EXERCISE GOAL> The answer is the line that contains "Read all visible content and emit it as JSON." followed by every later line of the entries below, each repeated exactly, and nothing else.

INFORMATION GIVEN>
* * * * *

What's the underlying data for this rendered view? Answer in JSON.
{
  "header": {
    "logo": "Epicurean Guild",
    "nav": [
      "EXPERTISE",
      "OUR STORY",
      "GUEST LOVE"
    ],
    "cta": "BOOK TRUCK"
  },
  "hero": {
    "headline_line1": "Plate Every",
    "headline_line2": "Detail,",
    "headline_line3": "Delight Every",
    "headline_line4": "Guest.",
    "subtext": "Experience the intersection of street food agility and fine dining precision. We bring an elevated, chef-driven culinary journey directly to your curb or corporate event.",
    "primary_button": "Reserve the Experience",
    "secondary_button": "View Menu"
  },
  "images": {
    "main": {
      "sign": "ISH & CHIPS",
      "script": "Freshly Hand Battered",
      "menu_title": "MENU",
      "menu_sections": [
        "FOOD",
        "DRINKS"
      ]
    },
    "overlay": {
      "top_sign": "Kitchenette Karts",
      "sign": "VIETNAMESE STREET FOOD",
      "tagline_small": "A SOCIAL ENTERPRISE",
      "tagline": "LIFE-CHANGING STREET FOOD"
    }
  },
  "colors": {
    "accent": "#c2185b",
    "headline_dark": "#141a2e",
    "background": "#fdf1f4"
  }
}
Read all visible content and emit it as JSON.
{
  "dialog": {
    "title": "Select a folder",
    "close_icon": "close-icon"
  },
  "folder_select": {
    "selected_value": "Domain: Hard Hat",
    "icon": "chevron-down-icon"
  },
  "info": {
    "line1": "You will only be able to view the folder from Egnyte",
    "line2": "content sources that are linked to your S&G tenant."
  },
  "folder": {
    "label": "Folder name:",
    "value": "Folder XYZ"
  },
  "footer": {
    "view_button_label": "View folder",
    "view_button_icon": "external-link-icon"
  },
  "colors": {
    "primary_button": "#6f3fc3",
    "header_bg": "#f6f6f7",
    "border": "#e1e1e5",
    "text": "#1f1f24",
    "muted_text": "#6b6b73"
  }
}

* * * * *

WRITTEN RESPONSE>
Read all visible content and emit it as JSON.
{
  "dialog": {
    "title": "Select a folder",
    "close_icon": "close-icon"
  },
  "folder_select": {
    "selected_value": "Domain: Hard Hat",
    "icon": "chevron-down-icon"
  },
  "info": {
    "line1": "You will only be able to view the folder from Egnyte",
    "line2": "content sources that are linked to your S&G tenant."
  },
  "folder": {
    "label": "Folder name:",
    "value": "Folder XYZ"
  },
  "footer": {
    "view_button_label": "View folder",
    "view_button_icon": "external-link-icon"
  },
  "colors": {
    "primary_button": "#6f3fc3",
    "header_bg": "#f6f6f7",
    "border": "#e1e1e5",
    "text": "#1f1f24",
    "muted_text": "#6b6b73"
  }
}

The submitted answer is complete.